Dorrit Li shot at Dulwich Picture Gallery London by Edwin S Freyer and styled by Tasha Arguile. Roksanda Ilincic x 5ELEVEN Magazine SS23 Issue 10

Behind Ilinčić’s fabled store window you’ll find her signature sculptural silhouettes bathed in a neutral palette punctuated with daring dashes of electric colour. Come suit or dress, a Roksanda Ilinčić look is destined to strike up conversation. It is the latter that launched her career for when she joined the non-profit talent incubator Fashion East over twenty years ago, dresses were not du jour, but her vivid flashes of colour proved there was fun to be found in dressing up. Her distinctive voice in an overcrowded field of blurred fashion trends is a voice that resonates with successful and intellectual women across the world from Michelle Obama, to the Duchess of Cambridge and Cate Blanchett.

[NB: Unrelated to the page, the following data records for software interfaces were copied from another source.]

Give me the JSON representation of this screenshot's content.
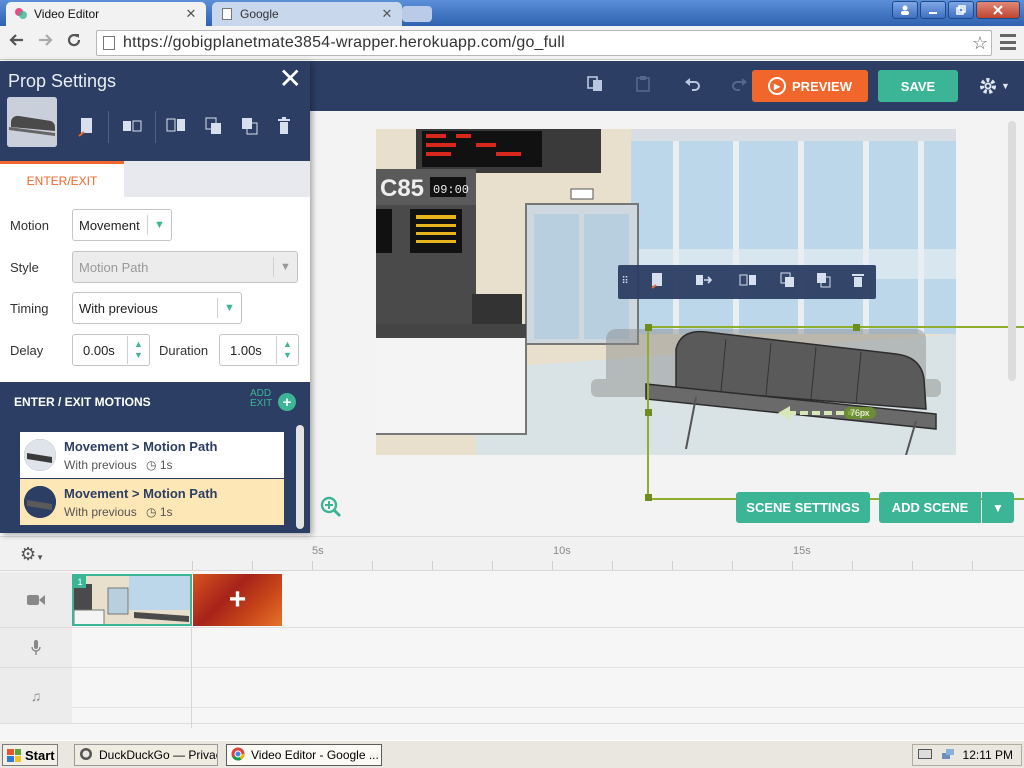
{
  "browser": {
    "tabs": [
      {
        "title": "Video Editor",
        "active": true
      },
      {
        "title": "Google",
        "active": false
      }
    ],
    "url": "https://gobigplanetmate3854-wrapper.herokuapp.com/go_full",
    "window_controls": [
      "minimize",
      "restore",
      "close"
    ]
  },
  "appbar": {
    "preview_label": "PREVIEW",
    "save_label": "SAVE",
    "colors": {
      "bar": "#2c3e63",
      "preview": "#f0662b",
      "save": "#3cb596"
    }
  },
  "prop_panel": {
    "title": "Prop Settings",
    "close_glyph": "✕",
    "tabs": [
      {
        "label": "ENTER/EXIT",
        "active": true
      }
    ],
    "fields": {
      "motion": {
        "label": "Motion",
        "value": "Movement"
      },
      "style": {
        "label": "Style",
        "value": "Motion Path",
        "disabled": true
      },
      "timing": {
        "label": "Timing",
        "value": "With previous"
      },
      "delay": {
        "label": "Delay",
        "value": "0.00s"
      },
      "duration": {
        "label": "Duration",
        "value": "1.00s"
      }
    },
    "motions_section": {
      "title": "ENTER / EXIT MOTIONS",
      "add_label_line1": "ADD",
      "add_label_line2": "EXIT",
      "add_glyph": "+"
    },
    "motions": [
      {
        "name": "Movement > Motion Path",
        "timing": "With previous",
        "duration": "1s",
        "selected": false
      },
      {
        "name": "Movement > Motion Path",
        "timing": "With previous",
        "duration": "1s",
        "selected": true
      }
    ]
  },
  "stage": {
    "board_code": "C85",
    "board_time": "09:00",
    "path_distance_label": "76px",
    "scene_settings_label": "SCENE SETTINGS",
    "add_scene_label": "ADD SCENE"
  },
  "timeline": {
    "ticks": [
      "5s",
      "10s",
      "15s"
    ],
    "scene_number": "1",
    "add_clip_glyph": "+",
    "tracks": [
      "camera-icon",
      "microphone-icon",
      "music-note-icon"
    ]
  },
  "taskbar": {
    "start_label": "Start",
    "items": [
      {
        "label": "DuckDuckGo — Privac...",
        "active": false
      },
      {
        "label": "Video Editor - Google ...",
        "active": true
      }
    ],
    "clock": "12:11 PM"
  }
}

But what does a brand whose very core is embedded within elevated sophistication and glamour do when the world is swept by a pandemic and reaches for tracksuits over trouser suits? With agility and grace, Roksanda responded promptly, setting up her e-commerce site and expanding her knitwear and tops collections and making her customers Zoom meeting ready. Even during a time where we collectively lost a sense of reality, Ilinčić reminded us that “fashion is there to support us.”

Fashion informs us too, a principle she clings dearly too. “I’m constantly tuned in with everything that is happening around us and Louise is definitely somebody who was always underlining this. Knowing what is going on culturally in the world of fashion, politics, the economy is a must. I couldn’t agree more because fashion doesn’t exist separately from the world. You can look at fashion and guess where it’s coming from and why. I’m always trying to translate what’s going on around us into the clothing. This might not be immediately visible but it’s definitely there. I think that’s one of the reasons why I’m still around, why my brand has longevity because of the understanding of what’s happening in society and tying it in with fashion.” She also cites the importance of a plan and a dream when creating a legacy, because without one it’s all too easy to get distracted.

Dorrit Li shot at Dulwich Picture Gallery London by Edwin S Freyer and styled by Tasha Arguile. Roksanda Ilincic x 5ELEVEN Magazine SS23 Issue 10

With a fully established and authentic aesthetic comes the freedom to explore. Since first showing at London Fashion Week in 2005, Ilinčić has since partnered with Fila and Barbour as well designing the first NFT dress available to purchase in GBP. Whilst some designers may be fearful of avatar clothing, Ilinčić saw it as “an opportunity to experience something in a totally different world through Artificial Intelligence. It’s fascinating to do something at the very beginning, to not know where it’s going to go, how far it’s going to go. I really wanted to be one of the first people to try.”

As her fashion-obsessed daughter approaches the age of 12, Ilinčić is all the more conscious of “the implications that are facing our children… We need to learn how to shop and buy better and not just produce for the sake of money, but for the sake of art and beauty. For the sake of lifting our spirits through fashion and our society and culture.” Just as Ilinčić’s mother passed on the fashion-forward baton, so too does she with her own daughter, however this time you don’t have to be related to reap the rewards. You might not be able to inherit her fabulous wardrobe but you can come extremely close at the Roksanda Ilinčić boutique.

Visit the Roksanda Ilinčić store in person at 9 Mount Street, W1K 3NG or online.

You can find Roksanda interview inside the Spring Summer 2023 Issue 10

Dorrit Li shot at Dulwich Picture Gallery London by Edwin S Freyer and styled by Tasha Arguile. Roksanda Ilincic x 5ELEVEN Magazine SS23 Issue 10


bottom of page